Also over the weekend, Magen David Adom, Israel’s primary emergency services organization, opened four drive-through testing facilities, allowing Israelis who know they’ve been exposed to a verified coronavirus carrier to be tested.

Meanwhile, many Israelis continued to flout restrictions on leaving their homes. As a result, the cabinet on Saturday night updated the emergency regulations currently in place. The new restrictions, which came into effect on Sunday at 8 a.m., will be in place for the next seven days and will be enforced by the Israel Police, who can impose hefty fines on violators.

According to the new directives, Israelis must remain at home unless they need to buy essential food and medical supplies or seek medical treatment. Other exceptions include attending demonstrations, aiding the elderly or sick, donating blood, attending court hearings, seeking aid from welfare services, going to the Knesset, attending religious services, including weddings and funerals (at which no more than 10 people can be present) or visiting a ritual bath (mikveh).

Israelis are also permitted to exercise outdoors, in groups no larger than two, and to take short walks in the vicinity of their homes. The ban also restricts the number of people allowed in a single car to two, unless they’re members of the same household. This restriction does not apply to “essential” errands, carpools of essential workers to and from work, or delivery services.

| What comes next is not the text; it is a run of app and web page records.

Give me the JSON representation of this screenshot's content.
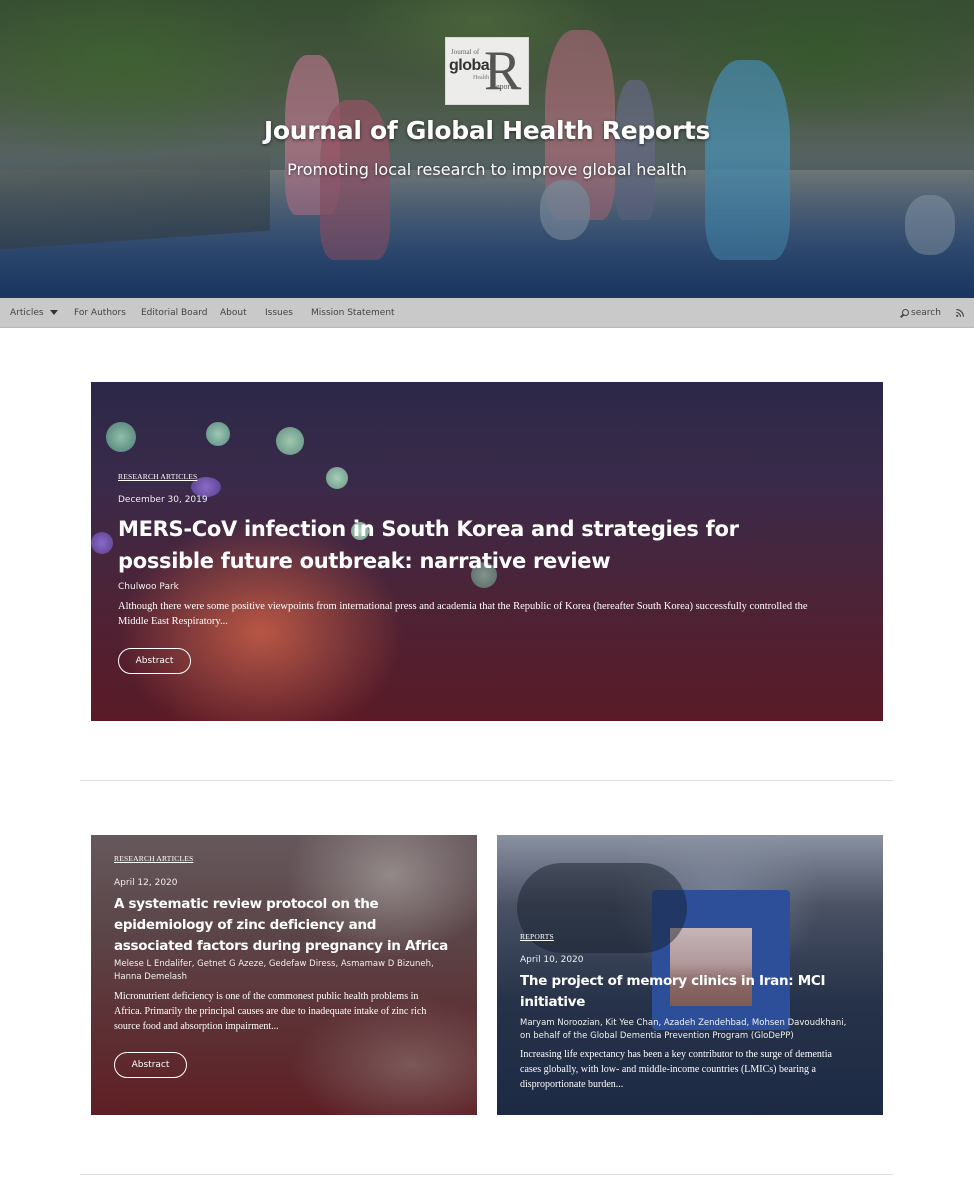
{
  "hero": {
    "logo": {
      "line1": "Journal of",
      "line2": "global",
      "line3": "Health",
      "big_letter": "R",
      "line4": "eports"
    },
    "title": "Journal of Global Health Reports",
    "subtitle": "Promoting local research to improve global health"
  },
  "nav": {
    "items": [
      "Articles",
      "For Authors",
      "Editorial Board",
      "About",
      "Issues",
      "Mission Statement"
    ],
    "search_label": "search",
    "icons": [
      "chevron-down-icon",
      "search-icon",
      "rss-icon"
    ]
  },
  "featured": {
    "section": "RESEARCH ARTICLES",
    "date": "December 30, 2019",
    "title": "MERS-CoV infection in South Korea and strategies for possible future outbreak: narrative review",
    "authors": "Chulwoo Park",
    "abstract": "Although there were some positive viewpoints from international press and academia that the Republic of Korea (hereafter South Korea) successfully controlled the Middle East Respiratory...",
    "button": "Abstract"
  },
  "articles": [
    {
      "section": "RESEARCH ARTICLES",
      "date": "April 12, 2020",
      "title": "A systematic review protocol on the epidemiology of zinc deficiency and associated factors during pregnancy in Africa",
      "authors": "Melese L Endalifer, Getnet G Azeze, Gedefaw Diress, Asmamaw D Bizuneh, Hanna Demelash",
      "abstract": "Micronutrient deficiency is one of the commonest public health problems in Africa. Primarily the principal causes are due to inadequate intake of zinc rich source food and absorption impairment...",
      "button": "Abstract"
    },
    {
      "section": "REPORTS",
      "date": "April 10, 2020",
      "title": "The project of memory clinics in Iran: MCI initiative",
      "authors": "Maryam Noroozian, Kit Yee Chan, Azadeh Zendehbad, Mohsen Davoudkhani, on behalf of the Global Dementia Prevention Program (GloDePP)",
      "abstract": "Increasing life expectancy has been a key contributor to the surge of dementia cases globally, with low- and middle-income countries (LMICs) bearing a disproportionate burden..."
    }
  ]
}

This article first appeared in Israel Hayom.

Source: Israel in the News